Develop policies and guidelines

PrEP programs are supported by a range of documents. Ensuring you have the needed framework in place is an ongoing process in this initial phase of planning. Things to consider and plan for include guidelines – national-level documents that give a high-level recommendation for how PrEP should be used. Many countries are now including PrEP in their ARV guidelines, that also address how ART should be used in people living with HIV. These guidelines do not provide the detail needed for a program implementer, clinician, or service provider.

Global guidelines

  • In June 2016, the WHO issued its consolidated guidelines on the use of antiretrovirals for prevention and treatment. This is the overarching global document that is guiding country adoption of PrEP and immediate offer of ART.
  • For additional related documents developed by WHO, PEPFAR and UNAIDS, click here.

Policies

Policies (also called guidance) offer more specific information about how a country’s PrEP program should look, including eligibility criteria, clinical considerations, components of the minimum package of services that should be associated with PrEP introduction, etc.

Oral PrEP Specific Resources

National policies and guidelines from a number of countries are available here.

Kenya is one example of a country with a range of documents shaping the PrEP policy. These include: the Kenyan HIV Prevention Revolution Roadmap, and Kenya National Strategic Framework (KASF). Specific guidance on how PrEP should be delivered is found in the Guidelines on use of ARV drugs for treating and preventing HIV infections in Kenya – 2016 edition.
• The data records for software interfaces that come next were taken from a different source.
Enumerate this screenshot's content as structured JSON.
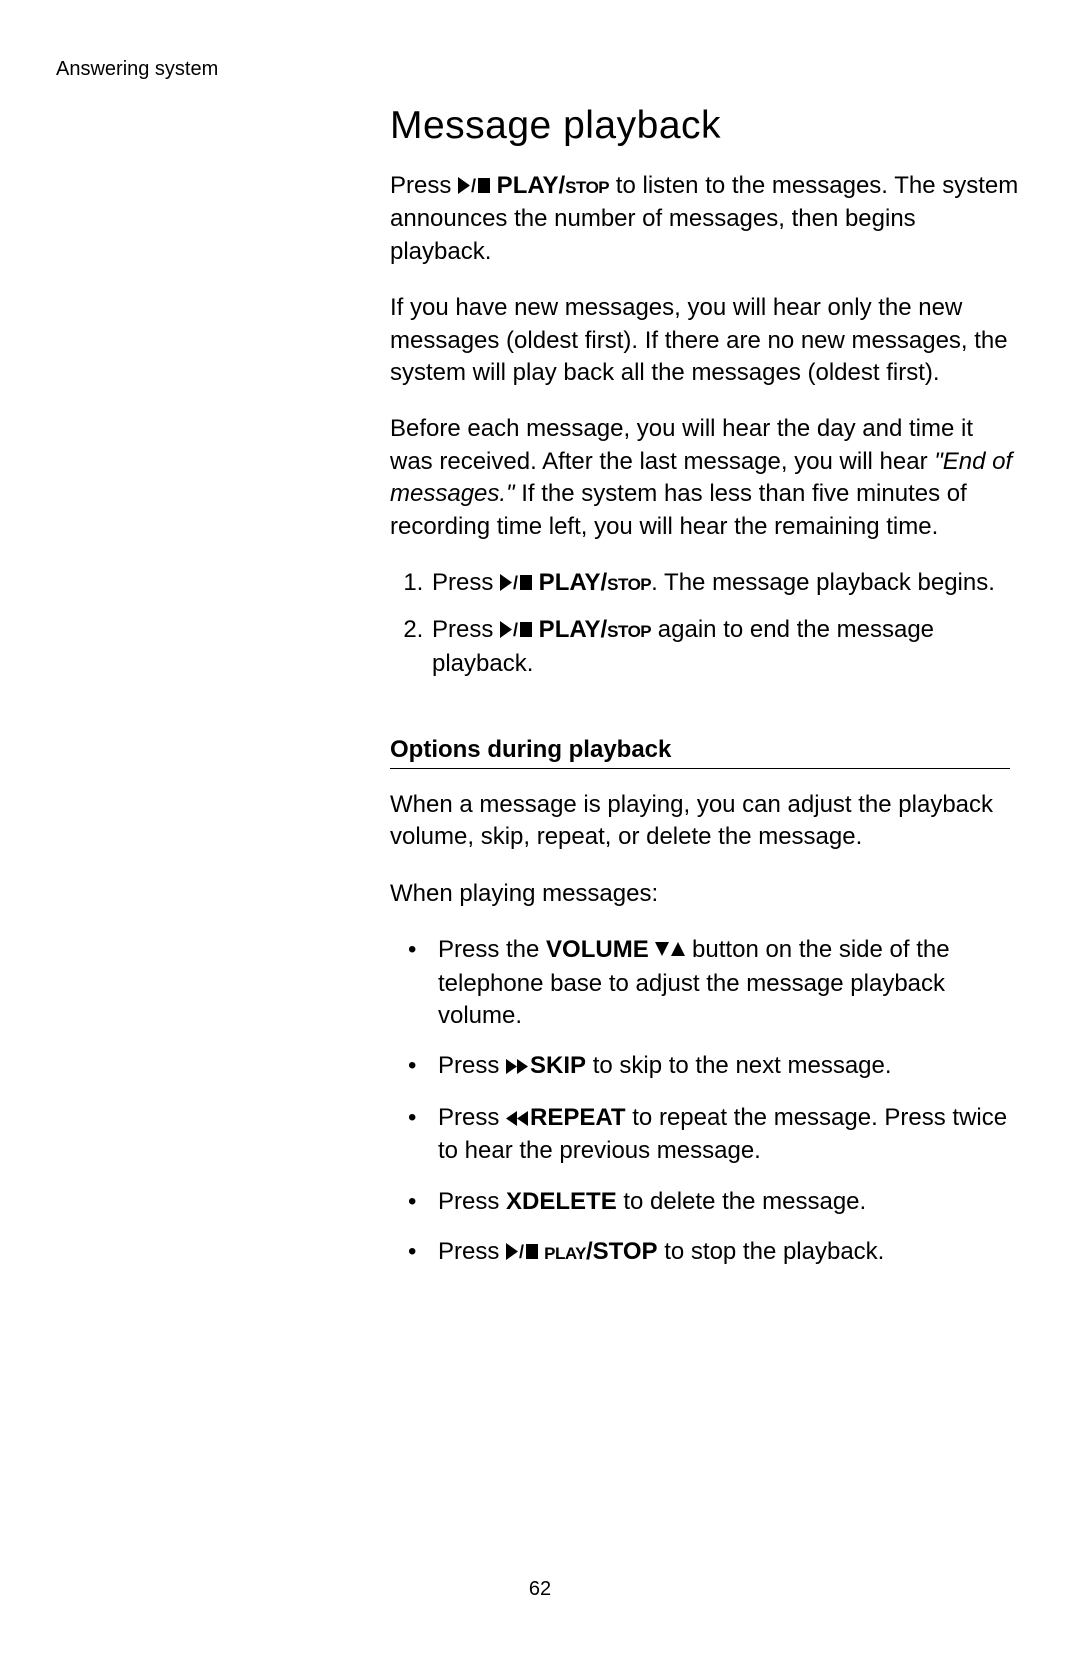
{
  "header": {
    "section": "Answering system"
  },
  "title": "Message playback",
  "intro": {
    "p1_a": "Press ",
    "p1_b": " PLAY/",
    "p1_c": "stop",
    "p1_d": " to listen to the messages. The system announces the number of messages, then begins playback.",
    "p2": "If you have new messages, you will hear only the new messages (oldest first). If there are no new messages, the system will play back all the messages (oldest first).",
    "p3_a": "Before each message, you will hear the day and time it was received. After the last message, you will hear ",
    "p3_b": "\"End of messages.\"",
    "p3_c": " If the system has less than five minutes of recording time left, you will hear the remaining time."
  },
  "steps": {
    "s1_a": "Press ",
    "s1_b": " PLAY/",
    "s1_c": "stop",
    "s1_d": ". The message playback begins.",
    "s2_a": "Press ",
    "s2_b": " PLAY/",
    "s2_c": "stop",
    "s2_d": " again to end the message playback."
  },
  "subheading": "Options during playback",
  "options_intro": {
    "p1": "When a message is playing, you can adjust the playback volume, skip, repeat, or delete the message.",
    "p2": "When playing messages:"
  },
  "bullets": {
    "b1_a": "Press the ",
    "b1_b": "VOLUME ",
    "b1_c": " button on the side of the telephone base to adjust the message playback volume.",
    "b2_a": "Press ",
    "b2_b": "SKIP",
    "b2_c": " to skip to the next message.",
    "b3_a": "Press ",
    "b3_b": "REPEAT",
    "b3_c": " to repeat the message. Press twice to hear the previous message.",
    "b4_a": "Press ",
    "b4_b": "XDELETE",
    "b4_c": " to delete the message.",
    "b5_a": "Press ",
    "b5_b": " play",
    "b5_c": "/STOP",
    "b5_d": " to stop the playback."
  },
  "pagenum": "62"
}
OPTIONS Plan 4 PrEP

The Plan 4 PrEP Toolkit supports national planning for the rollout of oral PrEP. Implementers may use all the steps to guide the entire planning process or use specific sections. Policy makers, technical working groups, implementing partners or advocates at the national or sub-national level will find tools informed by experiences in PrEP rollout from South Africa, Kenya and Zimbabwe.

Engage the private sector
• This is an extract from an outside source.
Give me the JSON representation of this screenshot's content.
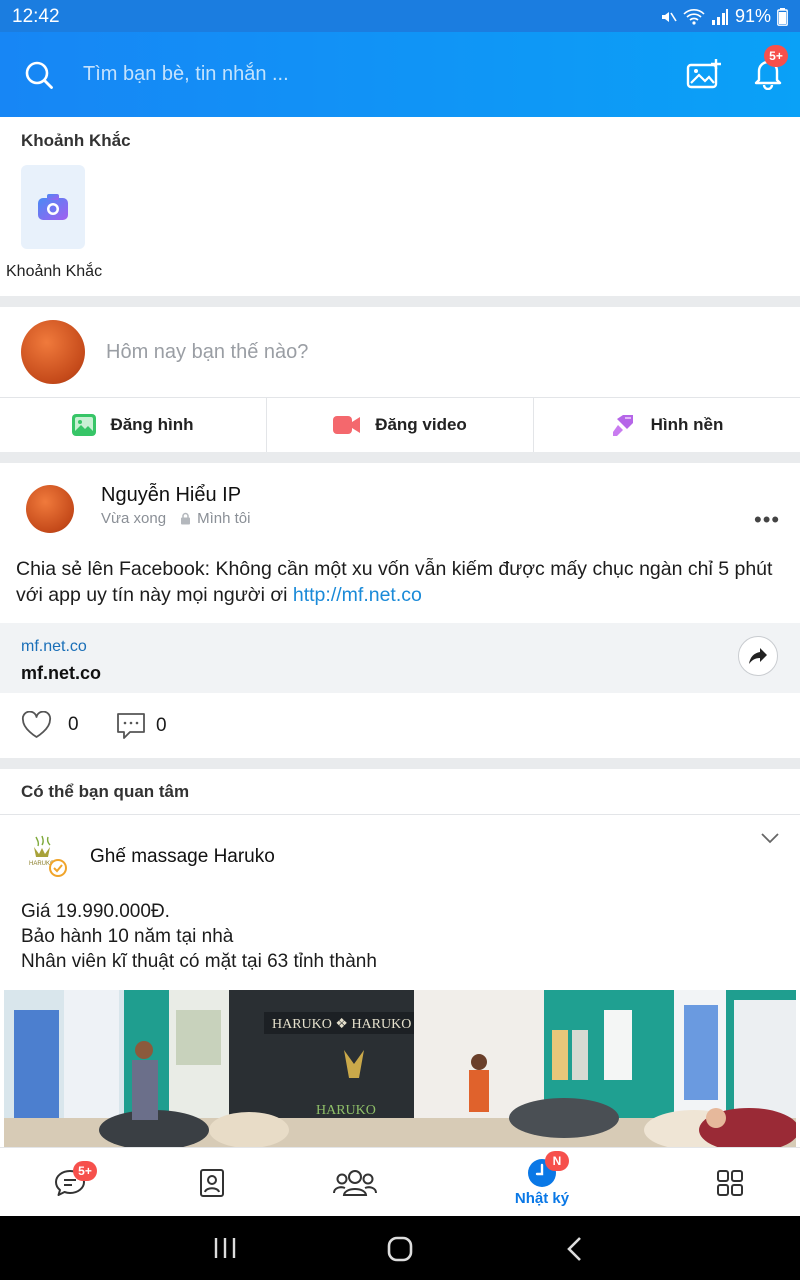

Oral PrEP Specific Resources

Assessment of Opportunities to Deliver Oral PrEP for Women Through Private Sector Health Care (OPTIONS 2017)


Help Desk

Need answers? The PrEPWatch Help Desk provides support for all your questions related to PrEP implementation and planning.

Last updated on November 20, 2019.